Warning: Copper compounds are toxic. Do not eat or drink them. Alkalis are corrosive. Wear gloves.
You will need:
Dissolve copper(II) chloride (how to make it is found at http://lanthanumkchemistry.over-blog.com/article-how-to-make-copper-ii-chloride-76079848.html) in water. Divide it into three parts. To one, add sodium bicarbonate. You will form copper(II) bicarbonate, which decomposes instantly, releasing carbon dioxide and converting to copper(II) carbonate.
To the next solution, add sodium carbonate. A blue-green precipitate of copper(II) carbonate will be formed.

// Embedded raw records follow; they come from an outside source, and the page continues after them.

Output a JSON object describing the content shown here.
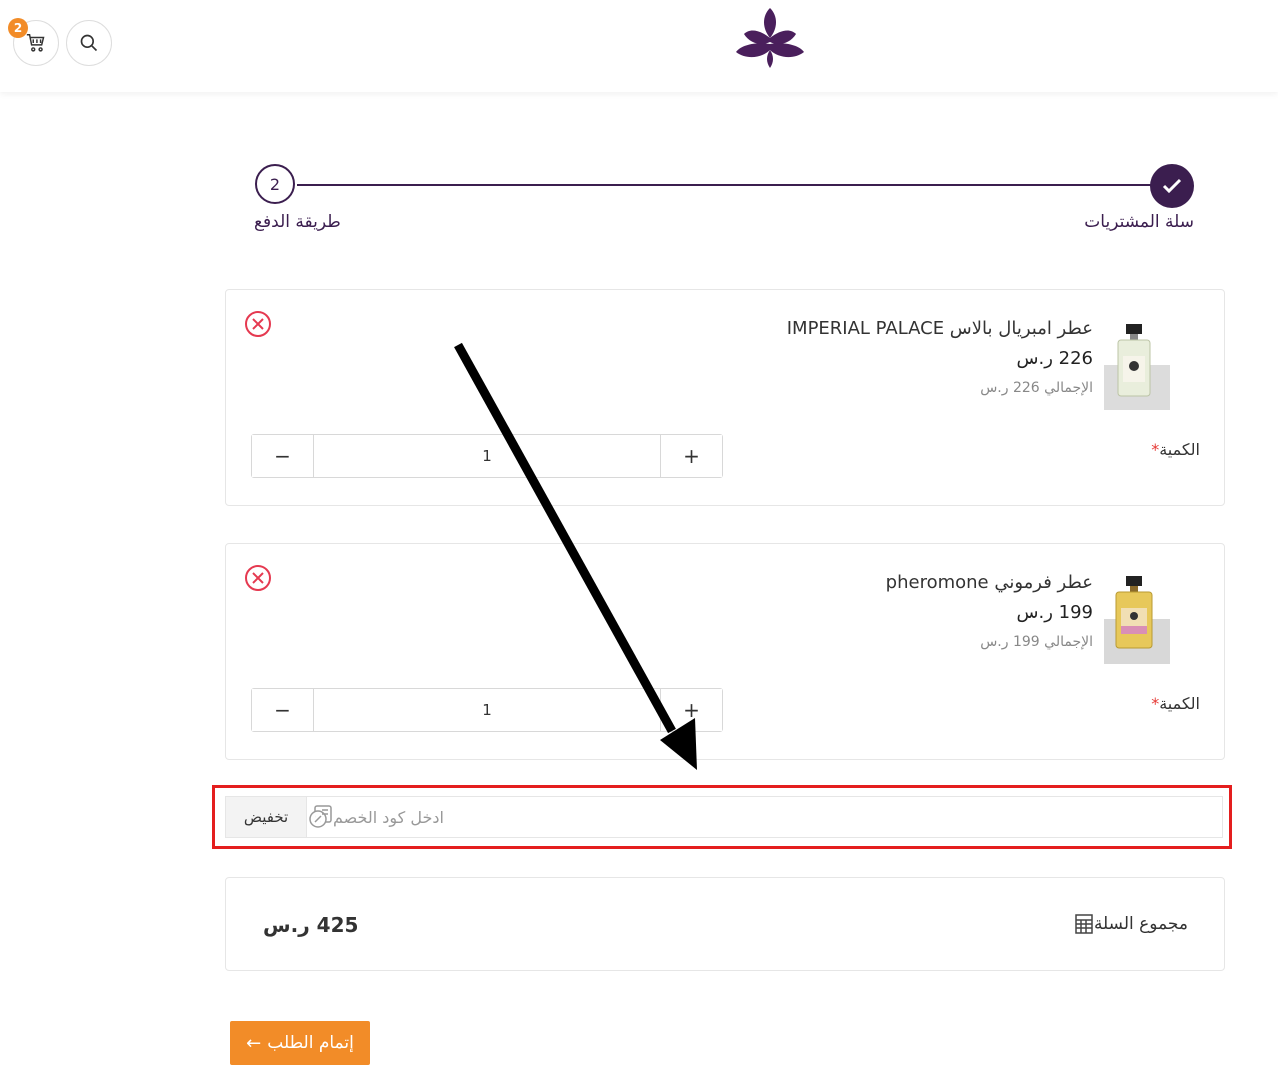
{
  "header": {
    "cart_badge": "2",
    "icons": [
      "cart-icon",
      "search-icon",
      "lotus-logo"
    ]
  },
  "stepper": {
    "steps": [
      {
        "label": "سلة المشتريات",
        "state": "completed"
      },
      {
        "label": "طريقة الدفع",
        "number": "2",
        "state": "pending"
      }
    ],
    "accent": "#3b1e4f"
  },
  "cart": {
    "items": [
      {
        "name": "عطر امبريال بالاس IMPERIAL PALACE",
        "price": "226 ر.س",
        "total": "الإجمالي 226 ر.س",
        "qty_label": "الكمية",
        "qty": "1",
        "minus": "−",
        "plus": "+"
      },
      {
        "name": "عطر فرموني pheromone",
        "price": "199 ر.س",
        "total": "الإجمالي 199 ر.س",
        "qty_label": "الكمية",
        "qty": "1",
        "minus": "−",
        "plus": "+"
      }
    ]
  },
  "coupon": {
    "placeholder": "ادخل كود الخصم",
    "button": "تخفيض"
  },
  "summary": {
    "label": "مجموع السلة",
    "value": "425 ر.س"
  },
  "checkout": {
    "label": "إتمام الطلب",
    "arrow": "←",
    "color": "#f28c28"
  },
  "annotation": {
    "highlight_color": "#e41e1e"
  }
}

Basic copper(II) carbonate, where some of the carbonate is replaced with hydroxide, may be formed as well.
To the next solution, add sodium hydroxide. A gelatinaceous blue precipitate of copper(II) hydroxide forms, which decomposes when wet for an extended period of time to black copper(II) oxide. It reacts with carbon dioxide in the air to make basic copper carbonate.

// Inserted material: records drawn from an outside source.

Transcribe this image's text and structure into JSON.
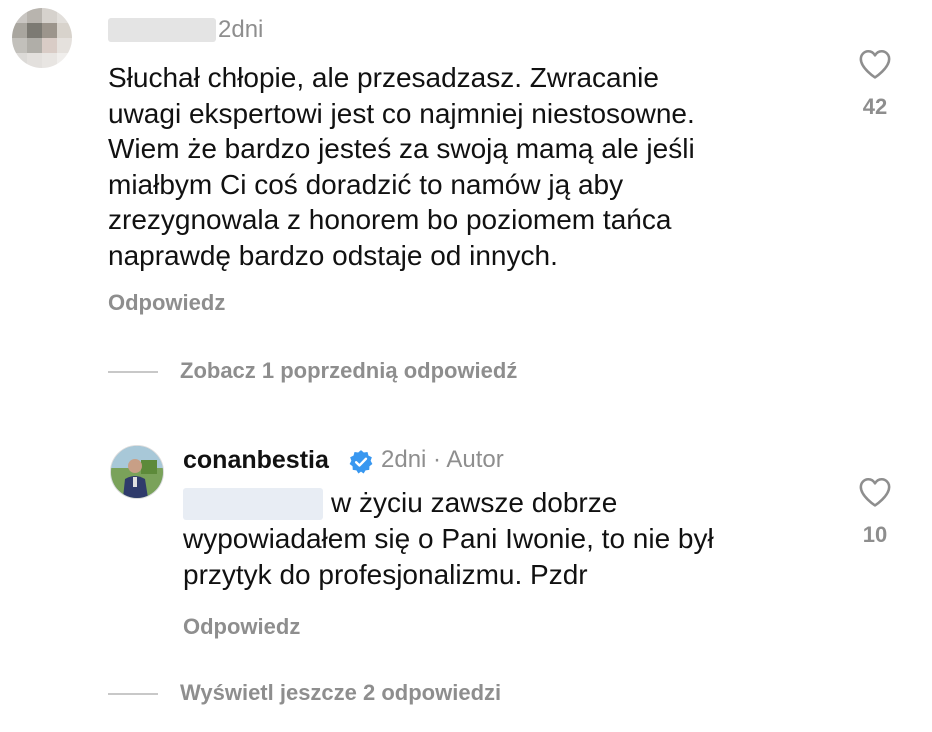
{
  "comment1": {
    "username_redacted": true,
    "time": "2dni",
    "text": "Słuchał chłopie, ale przesadzasz. Zwracanie\nuwagi ekspertowi jest co najmniej niestosowne.\nWiem że bardzo jesteś za swoją mamą  ale jeśli\nmiałbym Ci coś doradzić to namów ją aby\nzrezygnowala z honorem bo poziomem tańca\nnaprawdę bardzo odstaje od innych.",
    "reply_label": "Odpowiedz",
    "likes": "42",
    "view_previous": "Zobacz 1 poprzednią odpowiedź"
  },
  "comment2": {
    "username": "conanbestia",
    "time": "2dni",
    "separator": "·",
    "author_badge": "Autor",
    "text": "w życiu zawsze dobrze\nwypowiadałem się o Pani Iwonie, to nie był\nprzytyk do profesjonalizmu. Pzdr",
    "reply_label": "Odpowiedz",
    "likes": "10",
    "view_more": "Wyświetl jeszcze 2 odpowiedzi"
  },
  "icons": {
    "like": "heart-outline-icon",
    "verified": "verified-badge-icon"
  },
  "colors": {
    "secondary_text": "#8e8e8e",
    "verified_blue": "#3897f0"
  }
}
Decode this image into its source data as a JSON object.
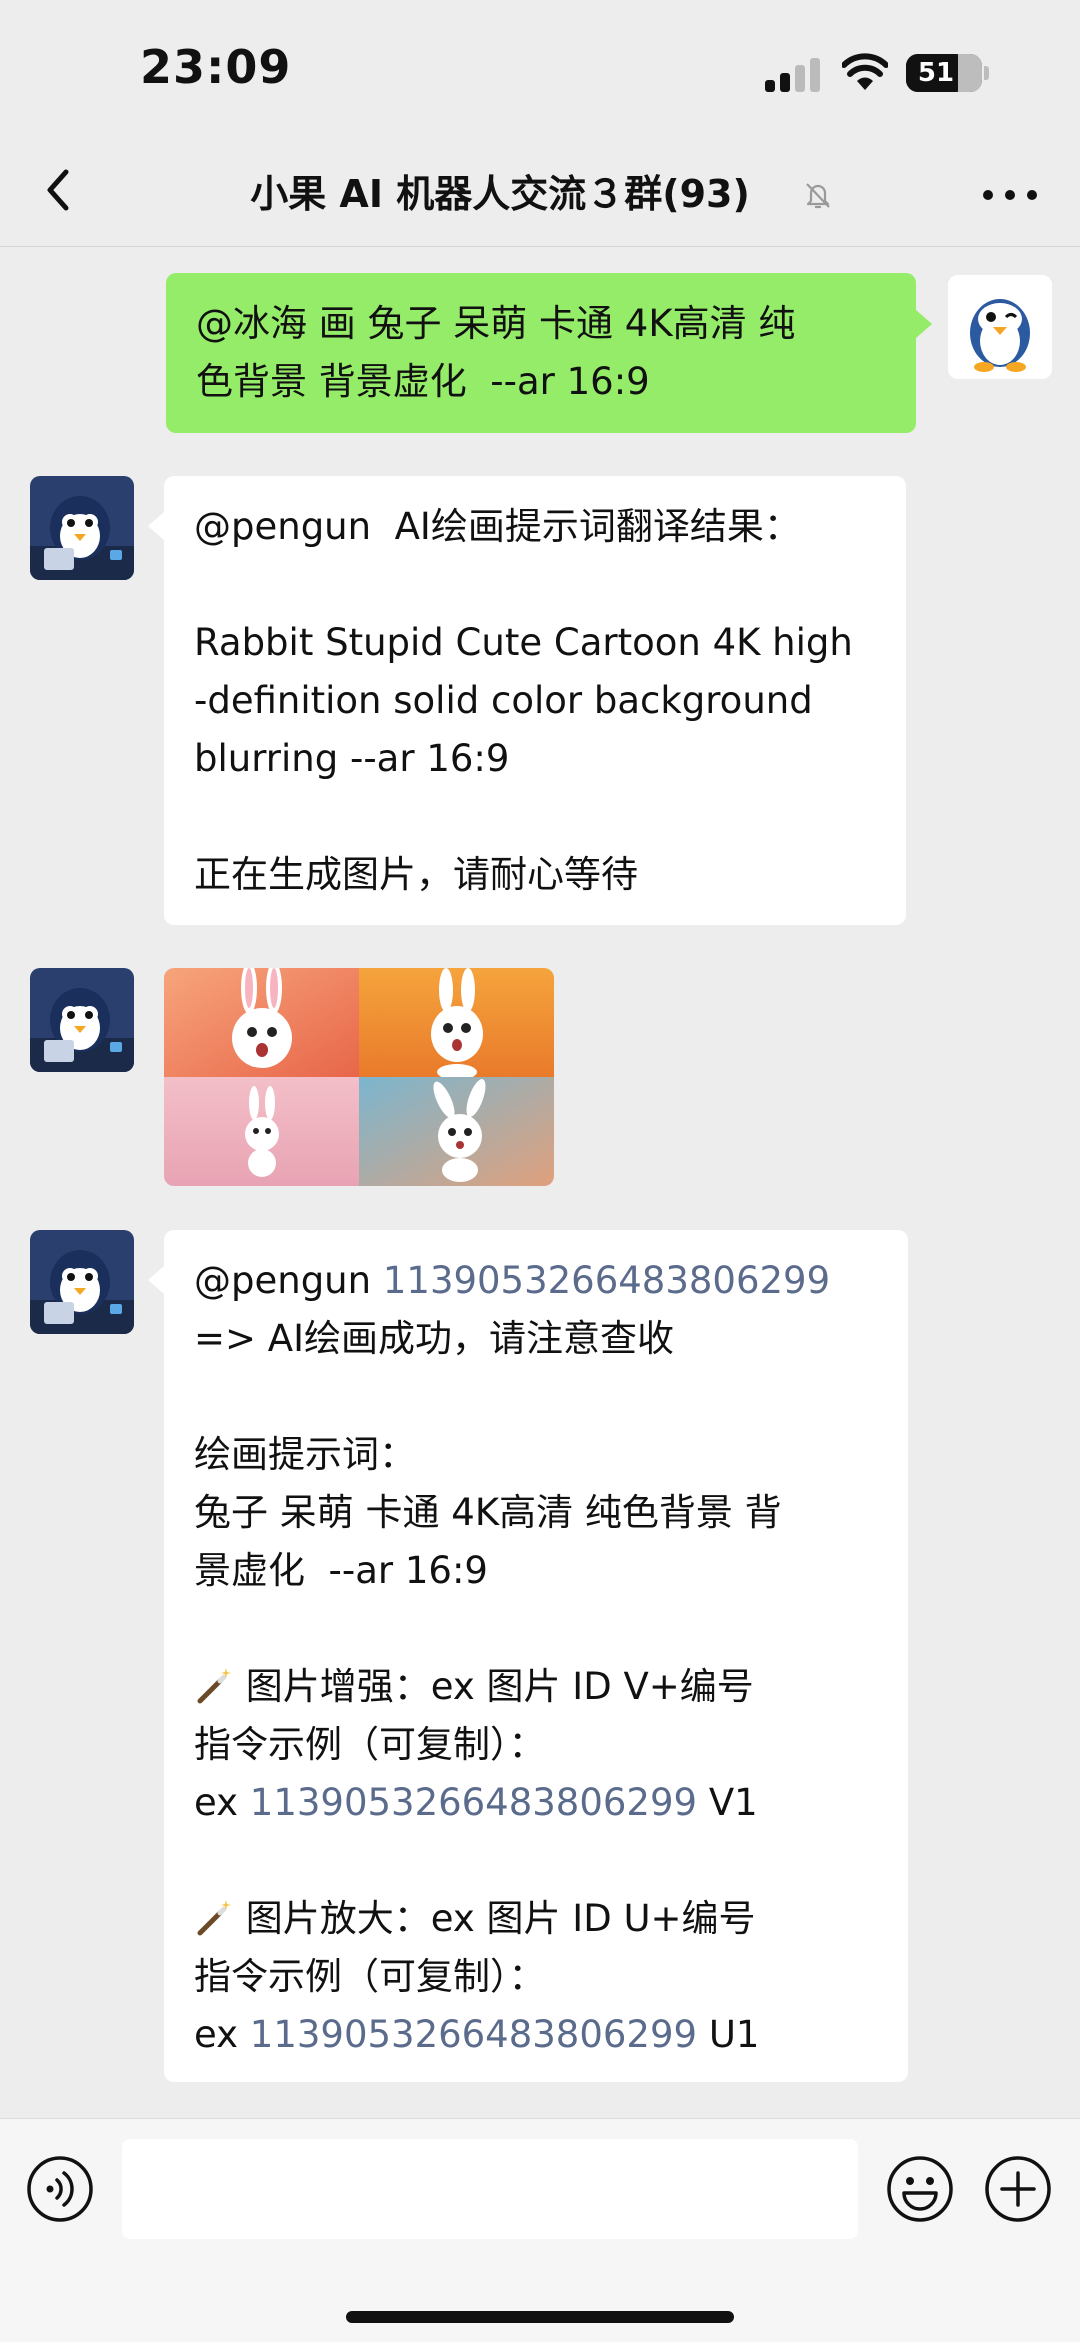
{
  "status_bar": {
    "time": "23:09",
    "battery": "51"
  },
  "nav": {
    "title": "小果 AI 机器人交流３群(93)"
  },
  "messages": [
    {
      "lines": [
        "@冰海 画 兔子 呆萌 卡通 4K高清 纯",
        "色背景 背景虚化  --ar 16:9"
      ]
    },
    {
      "lines": [
        "@pengun  AI绘画提示词翻译结果：",
        "",
        "Rabbit Stupid Cute Cartoon 4K high",
        "-definition solid color background",
        "blurring --ar 16:9",
        "",
        "正在生成图片，请耐心等待"
      ]
    },
    {
      "at_name": "@pengun ",
      "id": "1139053266483806299",
      "line2": "=> AI绘画成功，请注意查收",
      "prompt_label": "绘画提示词：",
      "prompt_line1": "兔子 呆萌 卡通 4K高清 纯色背景 背",
      "prompt_line2": "景虚化  --ar 16:9",
      "enhance_title": " 图片增强：ex 图片 ID V+编号",
      "enhance_example": "指令示例（可复制）：",
      "enhance_prefix": "ex ",
      "enhance_suffix": " V1",
      "upscale_title": " 图片放大：ex 图片 ID U+编号",
      "upscale_example": "指令示例（可复制）：",
      "upscale_prefix": "ex ",
      "upscale_suffix": " U1"
    }
  ],
  "icons": {
    "back": "chevron-left-icon",
    "mute": "bell-slash-icon",
    "more": "ellipsis-icon",
    "voice": "voice-icon",
    "emoji": "smiley-icon",
    "plus": "plus-circle-icon",
    "wand": "magic-wand-icon"
  },
  "colors": {
    "outgoing": "#95ec69",
    "incoming": "#ffffff",
    "link": "#5b6b8c",
    "background": "#ededed"
  }
}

Filter and dry all of these precipitates. Heat them in a test tube or an aluminium foil boat (if you are cheap). They will turn black and create copper(II) oxide, releasing water vapor, carbon dioxide, or both.
The picture on the left is copper(II) carbonate. The picture on the right is copper(II) oxide.